What are the things we should spend our very limited time doing? Is there even a right answer to this question? My guess: probably not, but that it’s definitely worth the experiences of trying to figure it all out. It’s worth living a lot of your life as if you could die at any moment, which you quite obviously can. It’s worth ‘living dyingly’, a phrase coined by author Christopher Hitchens in his memoir, Mortality, about his own experience of dying from cancer.


But, is this not an unnecessary amount of pressure to deal with, regardless of whether or not you’re actively dying? Is it even possible to make the most of every single moment, of every single day? To be aware of every interaction, and to try and place meaning on everything you say, do, think and feel sounds exhausting.
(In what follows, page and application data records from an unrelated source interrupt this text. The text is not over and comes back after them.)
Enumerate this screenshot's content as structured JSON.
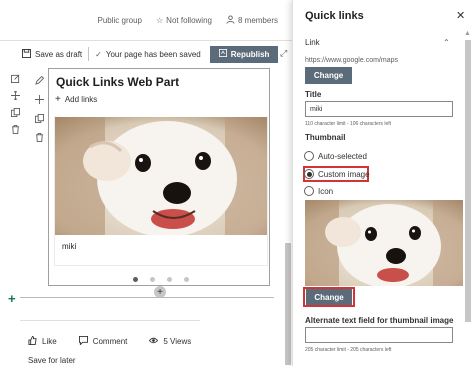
{
  "header": {
    "group_label": "Public group",
    "follow_label": "Not following",
    "members_label": "8 members"
  },
  "cmdbar": {
    "save_draft_label": "Save as draft",
    "saved_status": "Your page has been saved",
    "republish_label": "Republish"
  },
  "webpart": {
    "title": "Quick Links Web Part",
    "add_links_label": "Add links",
    "caption": "miki",
    "carousel_pages": 4,
    "carousel_active": 1
  },
  "social": {
    "like_label": "Like",
    "comment_label": "Comment",
    "views_label": "5 Views",
    "save_later_label": "Save for later"
  },
  "pane": {
    "title": "Quick links",
    "link_section_label": "Link",
    "link_url": "https://www.google.com/maps",
    "change_label": "Change",
    "title_label": "Title",
    "title_value": "miki",
    "title_hint": "110 character limit - 106 characters left",
    "thumbnail_label": "Thumbnail",
    "thumbnail_options": [
      "Auto-selected",
      "Custom image",
      "Icon"
    ],
    "thumbnail_selected": "Custom image",
    "thumbnail_change_label": "Change",
    "alt_label": "Alternate text field for thumbnail image",
    "alt_value": "",
    "alt_hint": "205 character limit - 205 characters left"
  },
  "colors": {
    "primary_button": "#5c6b7a",
    "highlight_border": "#d13438",
    "add_section_plus": "#0b7a57"
  }
}
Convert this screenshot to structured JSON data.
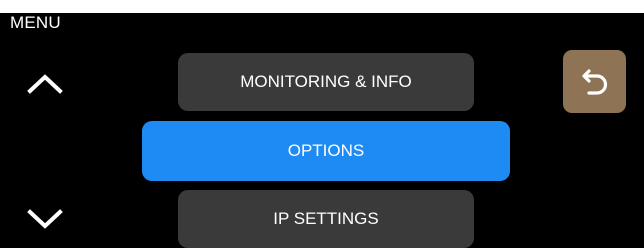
{
  "header": {
    "title": "MENU"
  },
  "nav": {
    "up_icon": "chevron-up-icon",
    "down_icon": "chevron-down-icon"
  },
  "menu": {
    "items": [
      {
        "label": "MONITORING & INFO",
        "selected": false
      },
      {
        "label": "OPTIONS",
        "selected": true
      },
      {
        "label": "IP SETTINGS",
        "selected": false
      }
    ]
  },
  "back": {
    "icon": "back-arrow-icon"
  },
  "colors": {
    "background": "#000000",
    "item_normal": "#3a3a3a",
    "item_selected": "#1e8bf5",
    "back_button": "#8e7455",
    "text": "#ffffff"
  }
}
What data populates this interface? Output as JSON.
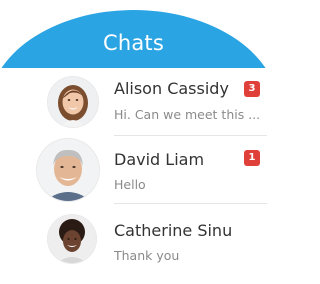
{
  "header": {
    "title": "Chats"
  },
  "chats": [
    {
      "name": "Alison Cassidy",
      "preview": "Hi. Can we meet this ...",
      "unread": "3",
      "avatar": "woman-smiling-avatar"
    },
    {
      "name": "David Liam",
      "preview": "Hello",
      "unread": "1",
      "avatar": "grey-haired-man-avatar"
    },
    {
      "name": "Catherine Sinu",
      "preview": "Thank you",
      "unread": "",
      "avatar": "woman-curly-hair-avatar"
    }
  ],
  "colors": {
    "header": "#2ba4e3",
    "badge": "#e0403a"
  },
  "more_indicator": "more-dots-icon"
}
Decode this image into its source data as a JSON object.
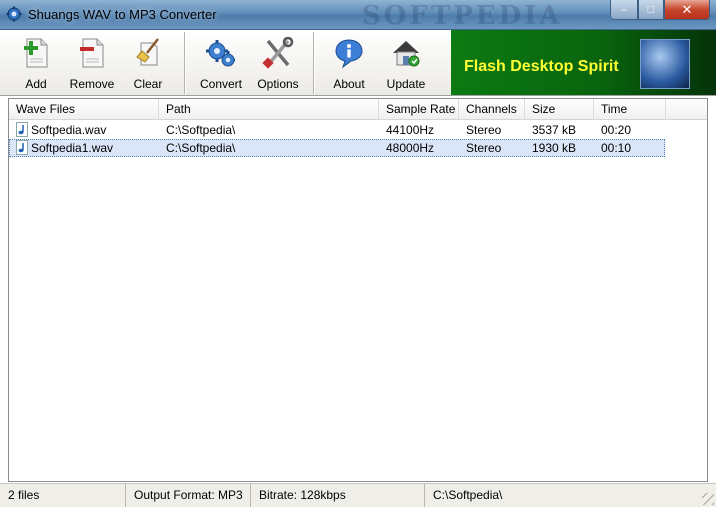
{
  "window": {
    "title": "Shuangs WAV to MP3 Converter",
    "watermark": "SOFTPEDIA",
    "controls": {
      "minimize": "–",
      "maximize": "□",
      "close": "✕"
    }
  },
  "toolbar": {
    "add": "Add",
    "remove": "Remove",
    "clear": "Clear",
    "convert": "Convert",
    "options": "Options",
    "about": "About",
    "update": "Update"
  },
  "banner": {
    "text": "Flash Desktop Spirit"
  },
  "list": {
    "columns": [
      "Wave Files",
      "Path",
      "Sample Rate",
      "Channels",
      "Size",
      "Time"
    ],
    "rows": [
      {
        "file": "Softpedia.wav",
        "path": "C:\\Softpedia\\",
        "rate": "44100Hz",
        "channels": "Stereo",
        "size": "3537 kB",
        "time": "00:20"
      },
      {
        "file": "Softpedia1.wav",
        "path": "C:\\Softpedia\\",
        "rate": "48000Hz",
        "channels": "Stereo",
        "size": "1930 kB",
        "time": "00:10"
      }
    ]
  },
  "status": {
    "count": "2 files",
    "format": "Output Format: MP3",
    "bitrate": "Bitrate: 128kbps",
    "path": "C:\\Softpedia\\"
  },
  "colors": {
    "selection": "#dbe7f8",
    "banner_text": "#ffff33",
    "banner_bg": "#0c7a12"
  },
  "icons": {
    "add": "add-file-icon",
    "remove": "remove-file-icon",
    "clear": "clear-broom-icon",
    "convert": "gears-icon",
    "options": "tools-icon",
    "about": "info-icon",
    "update": "home-icon"
  }
}
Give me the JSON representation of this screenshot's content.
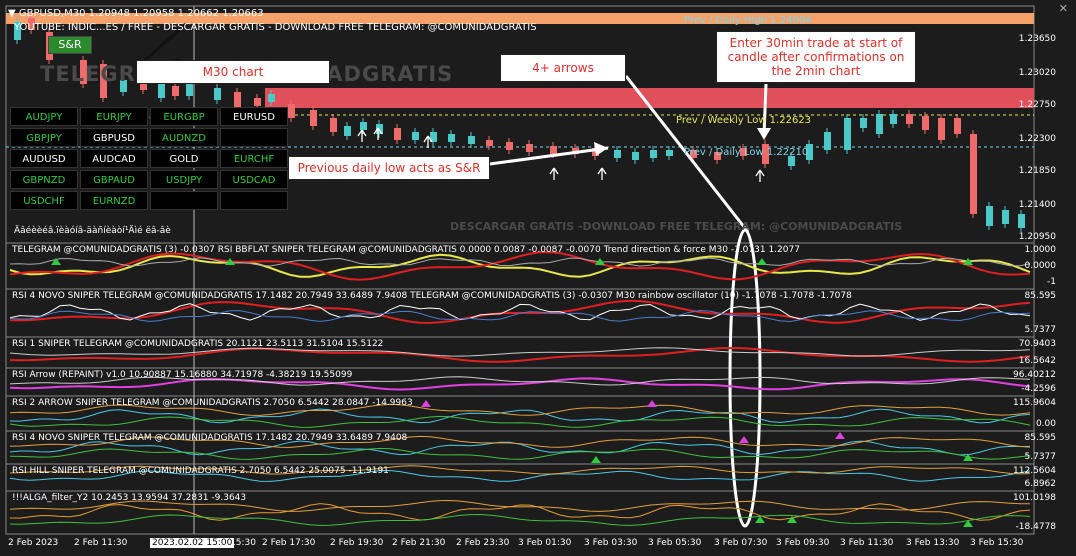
{
  "chart_header": {
    "symbol_line": "GBPUSD,M30  1.20948 1.20958 1.20662 1.20663",
    "youtube_line": "YOUTUBE: INDIC...ES / FREE - DESCARGAR GRATIS - DOWNLOAD FREE TELEGRAM: @COMUNIDADGRATIS",
    "snr_button": "S&R",
    "watermark_big": "TELEGRAM @COMUNIDADGRATIS",
    "watermark_mid": "DESCARGAR GRATIS -DOWNLOAD FREE TELEGRAM: @COMUNIDADGRATIS",
    "garbled_text": "Äâéèèéâ.ïèàóíâ-äàñíèàòí¹Äìé ëâ-âè",
    "close_glyph": "✕"
  },
  "symbols": [
    {
      "label": "AUDJPY",
      "color": "green"
    },
    {
      "label": "EURJPY",
      "color": "green"
    },
    {
      "label": "EURGBP",
      "color": "green"
    },
    {
      "label": "EURUSD",
      "color": "white"
    },
    {
      "label": "GBPJPY",
      "color": "green"
    },
    {
      "label": "GBPUSD",
      "color": "white"
    },
    {
      "label": "AUDNZD",
      "color": "green"
    },
    {
      "label": "",
      "color": "white"
    },
    {
      "label": "AUDUSD",
      "color": "white"
    },
    {
      "label": "AUDCAD",
      "color": "white"
    },
    {
      "label": "GOLD",
      "color": "white"
    },
    {
      "label": "EURCHF",
      "color": "green"
    },
    {
      "label": "GBPNZD",
      "color": "green"
    },
    {
      "label": "GBPAUD",
      "color": "green"
    },
    {
      "label": "USDJPY",
      "color": "green"
    },
    {
      "label": "USDCAD",
      "color": "green"
    },
    {
      "label": "USDCHF",
      "color": "green"
    },
    {
      "label": "EURNZD",
      "color": "green"
    },
    {
      "label": "",
      "color": "white"
    },
    {
      "label": "",
      "color": "white"
    }
  ],
  "levels": {
    "daily_high": "Prev / Daily High 1.24004",
    "weekly_low": "Prev / Weekly Low 1.22623",
    "daily_low": "Prev / Daily Low 1.22210"
  },
  "annotations": {
    "m30": "M30 chart",
    "arrows": "4+ arrows",
    "trade": "Enter 30min trade at start of candle after confirmations on the 2min chart",
    "snr": "Previous daily low acts as S&R"
  },
  "price_axis": [
    "1.23650",
    "1.23020",
    "1.22750",
    "1.22300",
    "1.21850",
    "1.21400",
    "1.20950"
  ],
  "panes": [
    {
      "title": "TELEGRAM @COMUNIDADGRATIS (3) -0.0307  RSI BBFLAT SNIPER TELEGRAM @COMUNIDADGRATIS 0.0000 0.0087 -0.0087 -0.0070  Trend direction & force M30 -1.0731 1.2077",
      "labels": [
        "1.0000",
        "0.0000",
        "-1"
      ]
    },
    {
      "title": "RSI 4 NOVO SNIPER TELEGRAM @COMUNIDADGRATIS 17.1482 20.7949 33.6489 7.9408  TELEGRAM @COMUNIDADGRATIS (3) -0.0307  M30 rainbow oscillator (10) -1.7078 -1.7078 -1.7078",
      "labels": [
        "85.595",
        "5.7377"
      ]
    },
    {
      "title": "RSI 1 SNIPER TELEGRAM @COMUNIDADGRATIS 20.1121 23.5113 31.5104 15.5122",
      "labels": [
        "70.9403",
        "16.5642"
      ]
    },
    {
      "title": "RSI Arrow (REPAINT) v1.0 10.90887 15.16880 34.71978 -4.38219 19.55099",
      "labels": [
        "96.40212",
        "-4.2596"
      ]
    },
    {
      "title": "RSI 2 ARROW SNIPER TELEGRAM @COMUNIDADGRATIS 2.7050 6.5442 28.0847 -14.9963",
      "labels": [
        "115.9604",
        "0.00"
      ]
    },
    {
      "title": "RSI 4 NOVO SNIPER TELEGRAM @COMUNIDADGRATIS 17.1482 20.7949 33.6489 7.9408",
      "labels": [
        "85.595",
        "5.7377"
      ]
    },
    {
      "title": "RSI HILL SNIPER TELEGRAM @COMUNIDADGRATIS 2.7050 6.5442 25.0075 -11.9191",
      "labels": [
        "112.5604",
        "6.8962"
      ]
    },
    {
      "title": "!!!ALGA_filter_Y2 10.2453 13.9594 37.2831 -9.3643",
      "labels": [
        "101.0198",
        "-18.4778"
      ]
    }
  ],
  "time_axis": [
    "2 Feb 2023",
    "2 Feb 11:30",
    "2023.02.02 15:00",
    "15:30",
    "2 Feb 17:30",
    "2 Feb 19:30",
    "2 Feb 21:30",
    "2 Feb 23:30",
    "3 Feb 01:30",
    "3 Feb 03:30",
    "3 Feb 05:30",
    "3 Feb 07:30",
    "3 Feb 09:30",
    "3 Feb 11:30",
    "3 Feb 13:30",
    "3 Feb 15:30"
  ],
  "colors": {
    "bg": "#1c1c1c",
    "bull": "#4bc8c8",
    "bear": "#ef6b6b",
    "high_band": "#f4a26a",
    "resist_band": "#e0505a",
    "annotation_text": "#e0302a"
  }
}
So while the attempt and effort sounds fun and exciting, albeit challenging, it’s a lot easier said than done. If there’s from thing I’ve learnt from being sick so far, it’s that death is easy. One minute, you’re alive and breathing, occupying a space within the world, and the next, you’re just not. It’s a lot harder on the people you leave behind. But, the process of dying is a whole other story. Dying is what takes away our dignity and with that, our humanity.So, where does one find the will to live? Is it not easier to accept death with open arms and to end the process of dying without years of pain, suffering and a chipping away at one’s humanity?

Hitchens writes, “The absorbing fact about being mortally sick is that you spend a good deal of time preparing yourself to die with some modicum of stoicism (and provision for loved ones), while being simultaneously and highly interested in the business of survival.”

I don’t know if I’ll die from cancer, from old age or by freak accident, but I also can’t ignore the fact that right now, I’m living with cancer and that I shouldn’t take a moment of however much time I have left for granted.This is exactly why I write. For me, it displays a will to think, and in an age where society continuously tries to reduce thinking to soundbites, this is essential. Words create meaning through this process and give purpose. They say “fuck cancer” (or poverty, inequality, HIV, pain and suffering, etc) and through thinking, create a will to live, even in the face of death.


Writing, beyond encouraging thinking, sparks a renewed interest in life and strengthens the desire to try and measure that desired impact I initially mentioned.


And that doesn’t mean that I don’t experience a loss of my humanity every time I discover more about my cancer or miss out an opportunity because of said cancer. I do, almost every day. But – I hope this doesn’t sound as lame in print as it does in my head – there is so much about this life that makes living dyingly so important. And that’s exactly why I’ll keep on writing and in doing so, how I’ll find meaning in everything this experience has to offer.